▶ Problem requirements:
Please restate the listing word for word, omitting the images.

▶ Input records:
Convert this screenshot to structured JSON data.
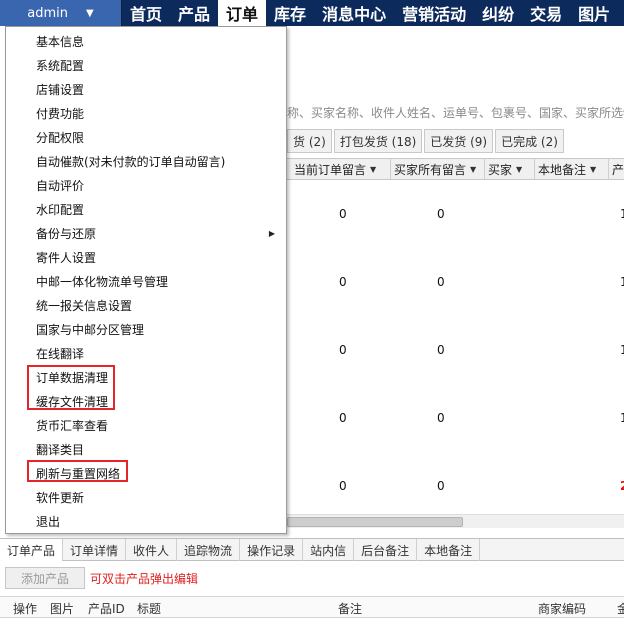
{
  "user": {
    "name": "admin"
  },
  "nav": [
    "首页",
    "产品",
    "订单",
    "库存",
    "消息中心",
    "营销活动",
    "纠纷",
    "交易",
    "图片"
  ],
  "active_nav_index": 2,
  "search_hint": "称、买家名称、收件人姓名、运单号、包裹号、国家、买家所选物",
  "status_tabs": [
    "货 (2)",
    "打包发货 (18)",
    "已发货 (9)",
    "已完成 (2)"
  ],
  "grid_columns": [
    "当前订单留言",
    "买家所有留言",
    "买家",
    "本地备注",
    "产"
  ],
  "rows": [
    {
      "a": "0",
      "b": "0",
      "edge": "1"
    },
    {
      "a": "0",
      "b": "0",
      "edge": "1"
    },
    {
      "a": "0",
      "b": "0",
      "edge": "1"
    },
    {
      "a": "0",
      "b": "0",
      "edge": "1"
    },
    {
      "a": "0",
      "b": "0",
      "edge": "2"
    }
  ],
  "menu_items": [
    {
      "label": "基本信息"
    },
    {
      "label": "系统配置"
    },
    {
      "label": "店铺设置"
    },
    {
      "label": "付费功能"
    },
    {
      "label": "分配权限"
    },
    {
      "label": "自动催款(对未付款的订单自动留言)"
    },
    {
      "label": "自动评价"
    },
    {
      "label": "水印配置"
    },
    {
      "label": "备份与还原",
      "submenu": true
    },
    {
      "label": "寄件人设置"
    },
    {
      "label": "中邮一体化物流单号管理"
    },
    {
      "label": "统一报关信息设置"
    },
    {
      "label": "国家与中邮分区管理"
    },
    {
      "label": "在线翻译"
    },
    {
      "label": "订单数据清理"
    },
    {
      "label": "缓存文件清理"
    },
    {
      "label": "货币汇率查看"
    },
    {
      "label": "翻译类目"
    },
    {
      "label": "刷新与重置网络"
    },
    {
      "label": "软件更新"
    },
    {
      "label": "退出"
    }
  ],
  "bottom_tabs": [
    "订单产品",
    "订单详情",
    "收件人",
    "追踪物流",
    "操作记录",
    "站内信",
    "后台备注",
    "本地备注"
  ],
  "add_product_label": "添加产品",
  "edit_hint": "可双击产品弹出编辑",
  "bottom_columns": [
    "操作",
    "图片",
    "产品ID",
    "标题",
    "备注",
    "商家编码",
    "金"
  ],
  "colors": {
    "nav_bg": "#0d2a5c",
    "admin_bg": "#3a66b0",
    "highlight": "#e3262b",
    "hint": "#e02020"
  }
}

▶ Answer to the problem:
Convert this screenshot to structured JSON data.
{
  "user": {
    "name": "admin"
  },
  "nav": [
    "首页",
    "产品",
    "订单",
    "库存",
    "消息中心",
    "营销活动",
    "纠纷",
    "交易",
    "图片"
  ],
  "active_nav_index": 2,
  "search_hint": "称、买家名称、收件人姓名、运单号、包裹号、国家、买家所选物",
  "status_tabs": [
    "货 (2)",
    "打包发货 (18)",
    "已发货 (9)",
    "已完成 (2)"
  ],
  "grid_columns": [
    "当前订单留言",
    "买家所有留言",
    "买家",
    "本地备注",
    "产"
  ],
  "rows": [
    {
      "a": "0",
      "b": "0",
      "edge": "1"
    },
    {
      "a": "0",
      "b": "0",
      "edge": "1"
    },
    {
      "a": "0",
      "b": "0",
      "edge": "1"
    },
    {
      "a": "0",
      "b": "0",
      "edge": "1"
    },
    {
      "a": "0",
      "b": "0",
      "edge": "2"
    }
  ],
  "menu_items": [
    {
      "label": "基本信息"
    },
    {
      "label": "系统配置"
    },
    {
      "label": "店铺设置"
    },
    {
      "label": "付费功能"
    },
    {
      "label": "分配权限"
    },
    {
      "label": "自动催款(对未付款的订单自动留言)"
    },
    {
      "label": "自动评价"
    },
    {
      "label": "水印配置"
    },
    {
      "label": "备份与还原",
      "submenu": true
    },
    {
      "label": "寄件人设置"
    },
    {
      "label": "中邮一体化物流单号管理"
    },
    {
      "label": "统一报关信息设置"
    },
    {
      "label": "国家与中邮分区管理"
    },
    {
      "label": "在线翻译"
    },
    {
      "label": "订单数据清理"
    },
    {
      "label": "缓存文件清理"
    },
    {
      "label": "货币汇率查看"
    },
    {
      "label": "翻译类目"
    },
    {
      "label": "刷新与重置网络"
    },
    {
      "label": "软件更新"
    },
    {
      "label": "退出"
    }
  ],
  "bottom_tabs": [
    "订单产品",
    "订单详情",
    "收件人",
    "追踪物流",
    "操作记录",
    "站内信",
    "后台备注",
    "本地备注"
  ],
  "add_product_label": "添加产品",
  "edit_hint": "可双击产品弹出编辑",
  "bottom_columns": [
    "操作",
    "图片",
    "产品ID",
    "标题",
    "备注",
    "商家编码",
    "金"
  ],
  "colors": {
    "nav_bg": "#0d2a5c",
    "admin_bg": "#3a66b0",
    "highlight": "#e3262b",
    "hint": "#e02020"
  }
}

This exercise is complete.